And this perpetuates another myth.  That business ideas are in competition with each other.   That we have to choose winners and losers, when the market will do this much more effectively in its own time. In fact we should be looking to help everyone with passion, talent, commitment and a viable business idea.  There is always room for another good idea.  Investors will back propositions that meet their  criteria for risk and reward.  I am not convinced that creating winners and losers in very public competition really helps.

It is not about the competition for first place but about the development of an entrepreneurial ecosystem in which players collaborate and support each other as much, if not more than they compete.  I have seen how competition based on popularity can damage local entrepreneurial ecosystems as the community fragments into ‘camps’.

So, if you are about to sponsor yet another ‘enterprise competition’ please just pause for thought.  Could your money be better used to create a sustainable and enterprising society?

Comments

  1. Hi Mike

    Great blog, very thought provoking… do you also think this about competitions that judge entrepreneurs solely on the strength of their plans?

    Matt

    • Thanks Matt. Perhaps surprisingly, yes. Lots of great businesses, probably most great businesses don’t start with ‘plans’ but with practice. Entrepreneurs just get going and the plan evolves from business practice, not theory. The ‘business plans’ at the launch of Sky Sports didn’t add up (no-one was prepared to pay £9 to watch a football match on telly). And market research suggested that there was no market for a Walkman either.

      We can have opinions about plans before they are implemented, we may even form an opinion about the risk of investing in them, but in my opinion we should not ‘judge’ them. What are the criteria we would judge against?

      And anyway, what is it we are judging? The business plan? The entrepreneur and how effectively they present themselves? Some implied combination of the two?

      In my experience competitions distort the entrepreneurs journey. Sometimes this distortion helps. More often than not it hinders.

  2. Hi Mike

    I take your point, esp the bit earlier about people winning these sums and not knowing what to do with them but students do like competitions, sometimes they are one of the few ways to generate interest – I wonder how to affect cultural change?

    Matt

    • I think the secret is to ‘Start where they are at’. Don’t try to force an interest in business with gimmicks, prizes and celebrity. Just talk to them about their self interest and power. They will become more enterprising all on their own. It is what people do in healthy environments when they are free to develop their capabilities and ‘become the person they want to be’ without distortion.

  3. An extension of that might be the formal education is not healthy a la Ken Robinson?

    • Tomorrow I am speaking at a conference about Unleashing Enterprise. I think that teachers and the system they operate are the prime leashing mechanism in the western word. They leash enterprise, creativity, leadership in pursuit of compliance on which the system is premised.

  4. Harry Fortune says:

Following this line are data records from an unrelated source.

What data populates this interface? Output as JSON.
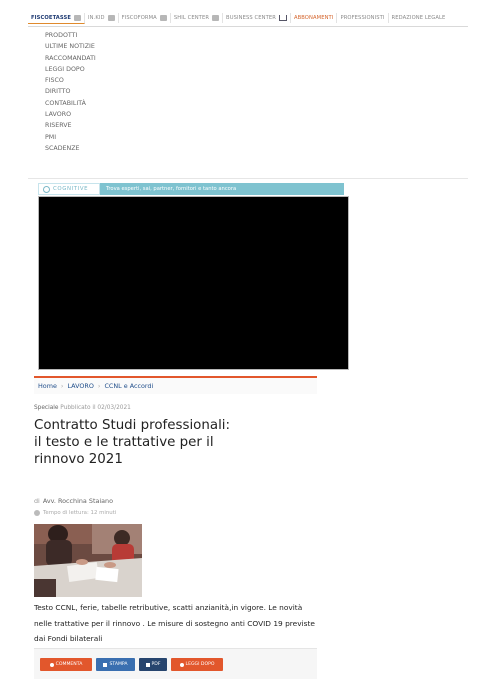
{
  "topbar": {
    "items": [
      {
        "label": "FISCOETASSE",
        "icon": "grid-icon"
      },
      {
        "label": "IN.KID",
        "icon": "grid-icon"
      },
      {
        "label": "FISCOFORMA",
        "icon": "grid-icon"
      },
      {
        "label": "SHIL CENTER",
        "icon": "grid-icon"
      },
      {
        "label": "BUSINESS CENTER",
        "icon": "cart-icon"
      },
      {
        "label": "ABBONAMENTI",
        "icon": ""
      },
      {
        "label": "PROFESSIONISTI",
        "icon": ""
      },
      {
        "label": "REDAZIONE LEGALE",
        "icon": ""
      }
    ]
  },
  "menu": {
    "items": [
      "PRODOTTI",
      "ULTIME NOTIZIE",
      "RACCOMANDATI",
      "LEGGI DOPO",
      "FISCO",
      "DIRITTO",
      "CONTABILITÀ",
      "LAVORO",
      "RISERVE",
      "PMI",
      "SCADENZE"
    ]
  },
  "cognitive": {
    "logo": "COGNITIVE",
    "banner": "Trova esperti, sai, partner, fornitori e tanto ancora"
  },
  "breadcrumb": {
    "home": "Home",
    "section": "LAVORO",
    "subsection": "CCNL e Accordi"
  },
  "article": {
    "category": "Speciale",
    "published": "Pubblicato il 02/03/2021",
    "title": "Contratto Studi professionali: il testo e le trattative per il rinnovo 2021",
    "author_prefix": "di",
    "author": "Avv. Rocchina Staiano",
    "reading_time": "Tempo di lettura: 12 minuti",
    "description": "Testo CCNL, ferie, tabelle retributive, scatti anzianità,in vigore. Le novità nelle trattative per il rinnovo . Le misure di sostegno anti COVID 19 previste dai Fondi bilaterali"
  },
  "actions": {
    "comment": "COMMENTA",
    "print": "STAMPA",
    "pdf": "PDF",
    "read_later": "LEGGI DOPO"
  },
  "colors": {
    "accent_orange": "#e2572c",
    "brand_blue": "#1f4d8a",
    "cognitive_teal": "#7fc3d0",
    "print_blue": "#3a6fb0",
    "pdf_navy": "#27456e"
  }
}
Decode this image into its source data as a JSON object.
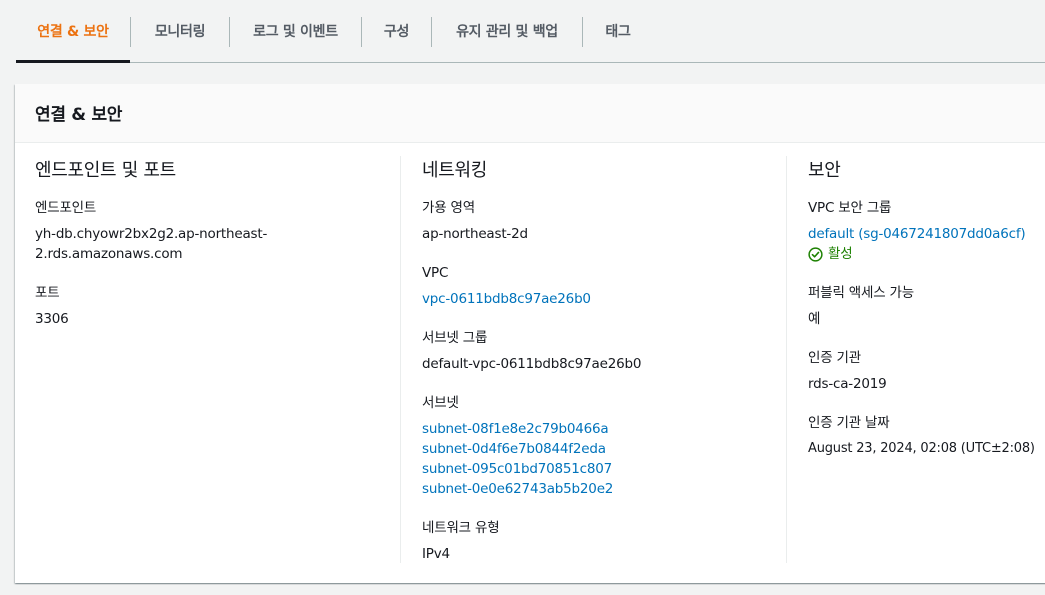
{
  "tabs": [
    {
      "label": "연결 & 보안",
      "active": true
    },
    {
      "label": "모니터링"
    },
    {
      "label": "로그 및 이벤트"
    },
    {
      "label": "구성"
    },
    {
      "label": "유지 관리 및 백업"
    },
    {
      "label": "태그"
    }
  ],
  "panel": {
    "title": "연결 & 보안"
  },
  "endpoint_section": {
    "title": "엔드포인트 및 포트",
    "endpoint_label": "엔드포인트",
    "endpoint_line1": "yh-db.chyowr2bx2g2.ap-northeast-",
    "endpoint_line2": "2.rds.amazonaws.com",
    "port_label": "포트",
    "port_value": "3306"
  },
  "network_section": {
    "title": "네트워킹",
    "az_label": "가용 영역",
    "az_value": "ap-northeast-2d",
    "vpc_label": "VPC",
    "vpc_value": "vpc-0611bdb8c97ae26b0",
    "subnet_group_label": "서브넷 그룹",
    "subnet_group_value": "default-vpc-0611bdb8c97ae26b0",
    "subnets_label": "서브넷",
    "subnets": [
      "subnet-08f1e8e2c79b0466a",
      "subnet-0d4f6e7b0844f2eda",
      "subnet-095c01bd70851c807",
      "subnet-0e0e62743ab5b20e2"
    ],
    "network_type_label": "네트워크 유형",
    "network_type_value": "IPv4"
  },
  "security_section": {
    "title": "보안",
    "sg_label": "VPC 보안 그룹",
    "sg_value": "default (sg-0467241807dd0a6cf)",
    "sg_status": "활성",
    "public_label": "퍼블릭 액세스 가능",
    "public_value": "예",
    "ca_label": "인증 기관",
    "ca_value": "rds-ca-2019",
    "ca_date_label": "인증 기관 날짜",
    "ca_date_value": "August 23, 2024, 02:08 (UTC±2:08)"
  },
  "colors": {
    "accent": "#ec7211",
    "link": "#0073bb",
    "success": "#1d8102"
  }
}
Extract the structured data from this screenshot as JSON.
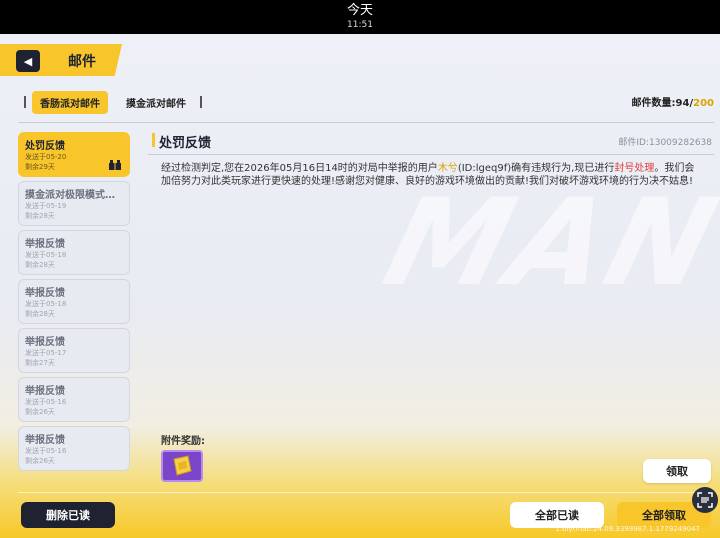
{
  "status_bar": {
    "day": "今天",
    "time": "11:51"
  },
  "header": {
    "title": "邮件"
  },
  "tabs": [
    {
      "label": "香肠派对邮件"
    },
    {
      "label": "摸金派对邮件"
    }
  ],
  "mail_count": {
    "label": "邮件数量:",
    "current": "94",
    "sep": "/",
    "max": "200"
  },
  "mail_list": [
    {
      "title": "处罚反馈",
      "sent": "发送于05-20",
      "remain": "剩余29天"
    },
    {
      "title": "摸金派对极限模式开放…",
      "sent": "发送于05-19",
      "remain": "剩余28天"
    },
    {
      "title": "举报反馈",
      "sent": "发送于05-18",
      "remain": "剩余28天"
    },
    {
      "title": "举报反馈",
      "sent": "发送于05-18",
      "remain": "剩余28天"
    },
    {
      "title": "举报反馈",
      "sent": "发送于05-17",
      "remain": "剩余27天"
    },
    {
      "title": "举报反馈",
      "sent": "发送于05-16",
      "remain": "剩余26天"
    },
    {
      "title": "举报反馈",
      "sent": "发送于05-16",
      "remain": "剩余26天"
    }
  ],
  "detail": {
    "title": "处罚反馈",
    "mail_id": "邮件ID:13009282638",
    "body_part1": "经过检测判定,您在2026年05月16日14时的对局中举报的用户",
    "user_name": "木兮",
    "body_part2": "(ID:lgeq9f)确有违规行为,现已进行",
    "penalty": "封号处理",
    "body_part3": "。我们会加倍努力对此类玩家进行更快速的处理!感谢您对健康、良好的游戏环境做出的贡献!我们对破坏游戏环境的行为决不姑息!",
    "attachment_label": "附件奖励:",
    "collect_label": "领取"
  },
  "footer": {
    "delete_read": "删除已读",
    "read_all": "全部已读",
    "collect_all": "全部领取"
  },
  "watermark": "1.0ly(mab.24.09.3399987.1.1779249047"
}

    Pertinant post Mike. I saw someone yesteday who wants to enter the Barclays Competion with the aim of winning and using the money as their start up capital. They told me about the voting and I asked them if the competition is really a popularity contest? They hadn’t thought of that and are now working out how to become more popular so they can secure more votes if they are in the pool of potentail winners. Being enterprising? They are at Uni so are hopign to engage as many of the students as possible.

    They had a good business idea. No business plan as yet as the competition on needed a video and 4 page synopsys. Good to base a £50k prize fund on?

    They are now going to look at a business plan, interestingly something they hadn’t really done on their business degree. They are also going to consider their funding options incase they don’t win the competition. Is there a little bit of the become a celebrity type thing happening in these types of competitions, along the line of The Apprentice, Dragons Den, and all the other ‘reality’ tv shows?

Speak Your Mind

*

Follow

Get every new post delivered to your Inbox

Join other followers: